“Critical race theory draws upon several traditions, including poststructuralism, postmodernism, Marxism, feminism, literary criticism, liberalism, and neopragmatism … and radical pluralism …. Critical race theory goes beyond liberal understandings of race and racism by exploring those of its manifestations that support patriarchy, heterosexism, and class stratification."       

Kimberle Crenshaw

CRT scholar and Cornell law professor

"A Black Feminist Critique of Antidiscrimination Law and Politics," 1990

4

CRT is against teaching children America is great, and for un-American illiberal values

We must prepare our kids for the ever-shifting world by teaching them the exceptional nature of our imperfect yet exceptional nation and its steadfast commitments to liberty and equality. We can only do so by uniting together behind the greatness of America which lies in its goodness and its ability to repair and transcend. According to Justice Antonin Scalia, “in the eyes of the government, we are just one race here. It is American.” CRT rejects all these positive teachings.

"Critical race theory questions the very foundations of the liberal order including equality theory, legal reasoning, Enlightenment rationalism, and neutral principles of constitutional law."

Richard Delgado & Jean Stefanic, 

Critical Race Theory: An Introduction (Third Edition)

5

CRT is against personal empowerment and for victimhood and disempowerment

CRT questions the basic concept of merit, the idea that people can acquire capabilities or knowledge that make them more objectively qualified for a position or a reward than others.  Instead, CRT advocates argue that the oppressed people are too powerless to overcome systemic racism, and that the American Dream - a notion that you can improve yourself through hard work and good values - is just a myth.

"Racial hierarchies determine who gets tangible benefits including the best jobs, the best schools, and invitations to parties in people's homes."

 

"Critical race theorists have launched a thoroughgoing attack on the idea of conventional merit and standardized testing."

Richard Delgado & Jean Stefanic,

Critical Race Theory: An Introduction (Third Edition)

Kimberly Crenshaw is one of the early CRT scholars and a Cornell Law Professor who is frequently credited with coming up with the name "Critical Race Theory."

 

Ibram X. Kendi is the author of How to Be an Antiracist and Stamped from the Beginning, and a Boston University Professor. Among other radical viewpoints, Kendi has advocated for transferring government oversight to an unelected Department of Antiracism.

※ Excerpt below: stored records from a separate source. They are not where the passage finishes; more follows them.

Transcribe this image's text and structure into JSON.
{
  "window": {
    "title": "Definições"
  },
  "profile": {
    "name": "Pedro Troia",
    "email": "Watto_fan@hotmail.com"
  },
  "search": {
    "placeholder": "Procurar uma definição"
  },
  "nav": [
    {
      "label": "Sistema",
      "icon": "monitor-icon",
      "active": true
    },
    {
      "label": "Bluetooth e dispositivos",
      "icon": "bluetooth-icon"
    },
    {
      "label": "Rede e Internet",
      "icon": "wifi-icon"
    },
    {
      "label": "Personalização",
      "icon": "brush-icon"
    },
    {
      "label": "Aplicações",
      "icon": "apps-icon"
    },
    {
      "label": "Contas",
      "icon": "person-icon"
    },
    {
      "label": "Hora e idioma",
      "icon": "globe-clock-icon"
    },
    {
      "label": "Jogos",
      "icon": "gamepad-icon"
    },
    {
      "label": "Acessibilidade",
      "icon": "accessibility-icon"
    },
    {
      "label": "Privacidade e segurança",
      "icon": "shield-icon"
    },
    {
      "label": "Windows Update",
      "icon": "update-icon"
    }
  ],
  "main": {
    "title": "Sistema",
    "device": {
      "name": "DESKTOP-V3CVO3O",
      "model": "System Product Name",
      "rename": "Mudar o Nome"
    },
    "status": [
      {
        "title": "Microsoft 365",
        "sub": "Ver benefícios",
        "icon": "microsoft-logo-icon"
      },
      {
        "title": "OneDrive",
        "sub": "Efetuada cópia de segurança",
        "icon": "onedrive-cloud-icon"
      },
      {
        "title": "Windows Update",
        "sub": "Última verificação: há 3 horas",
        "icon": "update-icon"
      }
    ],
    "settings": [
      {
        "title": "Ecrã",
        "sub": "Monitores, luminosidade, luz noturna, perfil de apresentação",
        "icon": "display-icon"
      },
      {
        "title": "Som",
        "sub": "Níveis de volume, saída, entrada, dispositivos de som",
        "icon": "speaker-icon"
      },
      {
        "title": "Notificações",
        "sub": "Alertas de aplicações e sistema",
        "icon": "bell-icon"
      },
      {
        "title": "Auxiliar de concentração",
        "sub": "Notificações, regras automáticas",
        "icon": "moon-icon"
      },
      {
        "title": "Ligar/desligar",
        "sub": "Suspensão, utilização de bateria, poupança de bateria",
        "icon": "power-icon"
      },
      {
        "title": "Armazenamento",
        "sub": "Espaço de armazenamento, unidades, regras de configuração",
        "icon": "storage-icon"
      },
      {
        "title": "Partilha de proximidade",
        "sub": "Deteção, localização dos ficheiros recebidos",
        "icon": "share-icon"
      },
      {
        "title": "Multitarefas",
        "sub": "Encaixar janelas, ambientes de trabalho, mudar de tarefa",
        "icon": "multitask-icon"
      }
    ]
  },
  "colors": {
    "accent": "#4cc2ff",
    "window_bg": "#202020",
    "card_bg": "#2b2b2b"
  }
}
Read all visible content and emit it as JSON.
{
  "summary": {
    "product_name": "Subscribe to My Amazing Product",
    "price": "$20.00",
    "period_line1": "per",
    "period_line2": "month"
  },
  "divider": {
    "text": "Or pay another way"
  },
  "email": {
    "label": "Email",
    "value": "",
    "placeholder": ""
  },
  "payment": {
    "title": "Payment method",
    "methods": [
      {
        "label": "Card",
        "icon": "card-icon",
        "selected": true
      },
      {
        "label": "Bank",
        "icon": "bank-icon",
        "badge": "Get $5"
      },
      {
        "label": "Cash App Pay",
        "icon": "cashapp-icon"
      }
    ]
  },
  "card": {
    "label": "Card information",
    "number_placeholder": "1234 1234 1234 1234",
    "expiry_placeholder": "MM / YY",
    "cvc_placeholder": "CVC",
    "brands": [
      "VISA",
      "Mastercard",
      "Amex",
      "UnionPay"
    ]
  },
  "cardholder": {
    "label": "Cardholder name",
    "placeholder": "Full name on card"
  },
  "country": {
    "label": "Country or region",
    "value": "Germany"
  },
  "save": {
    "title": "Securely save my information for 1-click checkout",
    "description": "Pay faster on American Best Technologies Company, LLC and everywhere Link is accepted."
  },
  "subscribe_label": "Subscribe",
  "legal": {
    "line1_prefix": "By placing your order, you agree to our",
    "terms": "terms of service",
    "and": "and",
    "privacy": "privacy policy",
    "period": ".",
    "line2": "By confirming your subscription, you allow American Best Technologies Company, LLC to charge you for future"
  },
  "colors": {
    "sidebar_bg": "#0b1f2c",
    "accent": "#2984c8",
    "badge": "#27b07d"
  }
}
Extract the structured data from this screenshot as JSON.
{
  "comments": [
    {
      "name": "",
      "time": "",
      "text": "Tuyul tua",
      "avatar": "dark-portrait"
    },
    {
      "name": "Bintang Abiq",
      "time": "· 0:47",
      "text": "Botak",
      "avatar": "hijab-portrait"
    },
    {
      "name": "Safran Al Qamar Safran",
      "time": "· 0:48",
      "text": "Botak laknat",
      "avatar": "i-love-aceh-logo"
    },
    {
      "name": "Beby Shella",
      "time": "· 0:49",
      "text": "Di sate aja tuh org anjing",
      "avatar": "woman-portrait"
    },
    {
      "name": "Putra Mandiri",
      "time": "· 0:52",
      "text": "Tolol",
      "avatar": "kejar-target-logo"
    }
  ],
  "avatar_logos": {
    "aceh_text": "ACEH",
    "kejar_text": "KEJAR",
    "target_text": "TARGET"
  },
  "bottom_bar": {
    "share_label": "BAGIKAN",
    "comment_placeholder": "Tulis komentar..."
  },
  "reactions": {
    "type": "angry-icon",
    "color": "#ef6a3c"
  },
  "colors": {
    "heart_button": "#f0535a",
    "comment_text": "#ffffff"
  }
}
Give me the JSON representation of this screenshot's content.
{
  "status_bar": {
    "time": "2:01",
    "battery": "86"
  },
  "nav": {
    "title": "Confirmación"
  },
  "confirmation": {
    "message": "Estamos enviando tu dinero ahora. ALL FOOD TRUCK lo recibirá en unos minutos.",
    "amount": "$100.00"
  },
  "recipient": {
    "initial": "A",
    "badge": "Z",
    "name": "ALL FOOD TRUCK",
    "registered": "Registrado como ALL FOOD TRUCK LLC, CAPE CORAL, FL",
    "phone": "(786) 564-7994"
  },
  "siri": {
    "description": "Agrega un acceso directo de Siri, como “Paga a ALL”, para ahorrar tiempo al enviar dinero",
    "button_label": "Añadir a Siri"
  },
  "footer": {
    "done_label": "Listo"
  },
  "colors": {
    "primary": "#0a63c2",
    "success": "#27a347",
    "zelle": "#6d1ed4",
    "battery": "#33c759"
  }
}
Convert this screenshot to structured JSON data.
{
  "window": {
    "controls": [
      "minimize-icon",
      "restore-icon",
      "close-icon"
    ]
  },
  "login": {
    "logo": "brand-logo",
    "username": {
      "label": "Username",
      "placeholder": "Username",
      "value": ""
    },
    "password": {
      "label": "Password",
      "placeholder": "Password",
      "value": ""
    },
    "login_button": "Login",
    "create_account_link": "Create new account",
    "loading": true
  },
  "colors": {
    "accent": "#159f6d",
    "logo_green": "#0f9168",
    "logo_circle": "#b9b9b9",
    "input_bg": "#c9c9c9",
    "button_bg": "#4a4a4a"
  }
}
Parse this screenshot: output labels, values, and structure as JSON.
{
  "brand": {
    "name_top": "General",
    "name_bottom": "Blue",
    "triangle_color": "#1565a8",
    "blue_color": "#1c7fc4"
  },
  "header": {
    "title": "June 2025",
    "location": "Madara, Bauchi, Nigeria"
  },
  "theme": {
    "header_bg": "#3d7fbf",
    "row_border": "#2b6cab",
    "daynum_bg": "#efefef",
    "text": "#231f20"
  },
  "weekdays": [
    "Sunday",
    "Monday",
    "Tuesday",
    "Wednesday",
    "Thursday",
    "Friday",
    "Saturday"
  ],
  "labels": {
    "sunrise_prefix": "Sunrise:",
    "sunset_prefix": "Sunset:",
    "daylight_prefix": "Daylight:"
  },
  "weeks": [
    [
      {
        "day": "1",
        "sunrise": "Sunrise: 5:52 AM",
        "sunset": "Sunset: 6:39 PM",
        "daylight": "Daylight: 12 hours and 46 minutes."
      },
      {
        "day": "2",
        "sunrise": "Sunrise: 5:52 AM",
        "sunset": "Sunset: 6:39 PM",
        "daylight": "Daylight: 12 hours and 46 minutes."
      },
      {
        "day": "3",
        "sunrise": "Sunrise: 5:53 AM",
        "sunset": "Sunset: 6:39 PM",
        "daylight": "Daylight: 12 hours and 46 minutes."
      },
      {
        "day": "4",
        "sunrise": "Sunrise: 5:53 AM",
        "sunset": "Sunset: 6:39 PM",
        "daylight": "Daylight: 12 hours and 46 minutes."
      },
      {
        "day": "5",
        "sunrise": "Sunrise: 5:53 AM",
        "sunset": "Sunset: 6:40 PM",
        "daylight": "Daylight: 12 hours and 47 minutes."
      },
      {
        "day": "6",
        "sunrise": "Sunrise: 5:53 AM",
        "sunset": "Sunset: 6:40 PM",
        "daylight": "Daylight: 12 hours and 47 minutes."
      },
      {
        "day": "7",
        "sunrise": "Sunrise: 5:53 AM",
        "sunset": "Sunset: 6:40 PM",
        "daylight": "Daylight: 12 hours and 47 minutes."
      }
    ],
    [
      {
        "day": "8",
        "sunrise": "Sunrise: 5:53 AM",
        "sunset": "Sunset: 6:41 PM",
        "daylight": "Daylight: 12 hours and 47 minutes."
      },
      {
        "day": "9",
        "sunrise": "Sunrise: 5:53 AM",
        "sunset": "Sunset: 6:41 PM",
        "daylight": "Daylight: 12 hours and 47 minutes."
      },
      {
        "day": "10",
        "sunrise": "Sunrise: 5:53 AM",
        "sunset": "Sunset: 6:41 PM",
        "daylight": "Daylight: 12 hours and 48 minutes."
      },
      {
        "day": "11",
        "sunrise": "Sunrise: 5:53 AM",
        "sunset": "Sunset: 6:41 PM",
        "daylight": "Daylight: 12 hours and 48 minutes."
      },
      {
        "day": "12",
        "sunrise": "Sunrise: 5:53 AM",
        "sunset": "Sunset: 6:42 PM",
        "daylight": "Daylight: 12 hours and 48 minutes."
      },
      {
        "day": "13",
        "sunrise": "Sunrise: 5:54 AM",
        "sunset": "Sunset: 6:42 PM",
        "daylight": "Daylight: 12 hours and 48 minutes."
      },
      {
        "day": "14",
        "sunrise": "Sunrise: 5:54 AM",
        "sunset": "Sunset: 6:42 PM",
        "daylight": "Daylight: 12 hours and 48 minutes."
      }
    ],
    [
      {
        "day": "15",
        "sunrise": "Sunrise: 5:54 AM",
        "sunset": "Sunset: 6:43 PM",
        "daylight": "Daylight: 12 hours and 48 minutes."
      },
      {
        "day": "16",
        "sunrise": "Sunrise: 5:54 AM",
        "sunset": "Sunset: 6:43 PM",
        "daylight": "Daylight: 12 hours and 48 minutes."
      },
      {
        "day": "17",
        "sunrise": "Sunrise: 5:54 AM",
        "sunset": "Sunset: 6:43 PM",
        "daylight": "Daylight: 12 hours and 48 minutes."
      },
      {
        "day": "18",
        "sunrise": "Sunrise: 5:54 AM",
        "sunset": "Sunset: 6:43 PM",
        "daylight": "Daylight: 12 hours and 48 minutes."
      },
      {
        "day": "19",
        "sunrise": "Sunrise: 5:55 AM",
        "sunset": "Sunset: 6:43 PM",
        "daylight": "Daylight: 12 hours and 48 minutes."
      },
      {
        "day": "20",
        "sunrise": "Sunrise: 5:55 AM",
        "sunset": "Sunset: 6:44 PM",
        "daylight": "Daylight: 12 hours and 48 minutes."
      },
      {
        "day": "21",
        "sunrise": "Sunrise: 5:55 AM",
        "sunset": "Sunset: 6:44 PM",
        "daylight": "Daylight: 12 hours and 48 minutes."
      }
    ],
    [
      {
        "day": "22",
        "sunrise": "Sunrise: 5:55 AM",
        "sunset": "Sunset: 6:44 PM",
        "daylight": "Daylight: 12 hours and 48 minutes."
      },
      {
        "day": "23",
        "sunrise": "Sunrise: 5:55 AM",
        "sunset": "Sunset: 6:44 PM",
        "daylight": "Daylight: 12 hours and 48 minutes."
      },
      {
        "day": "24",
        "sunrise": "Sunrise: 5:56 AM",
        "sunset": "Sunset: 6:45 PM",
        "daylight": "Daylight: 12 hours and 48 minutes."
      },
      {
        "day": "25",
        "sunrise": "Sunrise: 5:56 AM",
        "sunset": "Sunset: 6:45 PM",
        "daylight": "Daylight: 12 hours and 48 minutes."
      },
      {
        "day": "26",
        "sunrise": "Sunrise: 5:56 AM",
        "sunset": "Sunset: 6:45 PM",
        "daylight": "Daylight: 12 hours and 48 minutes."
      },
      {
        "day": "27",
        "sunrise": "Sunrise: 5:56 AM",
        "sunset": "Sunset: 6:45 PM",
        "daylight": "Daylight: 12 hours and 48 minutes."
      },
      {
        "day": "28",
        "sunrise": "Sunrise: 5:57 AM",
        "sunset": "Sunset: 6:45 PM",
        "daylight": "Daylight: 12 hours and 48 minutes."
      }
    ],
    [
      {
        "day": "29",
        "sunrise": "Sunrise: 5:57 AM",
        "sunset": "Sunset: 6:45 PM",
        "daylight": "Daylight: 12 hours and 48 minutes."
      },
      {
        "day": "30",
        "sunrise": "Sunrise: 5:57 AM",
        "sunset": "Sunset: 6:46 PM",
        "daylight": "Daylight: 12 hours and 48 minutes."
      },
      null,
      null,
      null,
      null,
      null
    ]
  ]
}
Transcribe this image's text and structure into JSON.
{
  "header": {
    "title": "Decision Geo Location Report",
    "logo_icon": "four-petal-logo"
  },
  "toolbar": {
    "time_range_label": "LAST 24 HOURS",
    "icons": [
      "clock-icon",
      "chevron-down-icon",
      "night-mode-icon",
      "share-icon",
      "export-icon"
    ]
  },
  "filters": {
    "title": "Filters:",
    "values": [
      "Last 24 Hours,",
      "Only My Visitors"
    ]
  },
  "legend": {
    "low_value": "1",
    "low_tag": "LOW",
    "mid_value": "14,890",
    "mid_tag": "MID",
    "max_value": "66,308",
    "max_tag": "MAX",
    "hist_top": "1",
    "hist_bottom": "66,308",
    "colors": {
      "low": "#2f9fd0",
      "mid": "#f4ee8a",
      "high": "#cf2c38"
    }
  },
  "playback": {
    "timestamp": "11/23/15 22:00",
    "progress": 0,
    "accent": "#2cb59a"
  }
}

Richard Delgado along with Jean Stefancic is the author of Critical Race Theory: An Introduction, which includes an overview of the core components of Critical Race Theory, including the idea that "equality" and "color blindness"  not sufficient to handle the pervasive racism CRT advocates see in society, that whites have little interest in eradicating racism since it benefits them.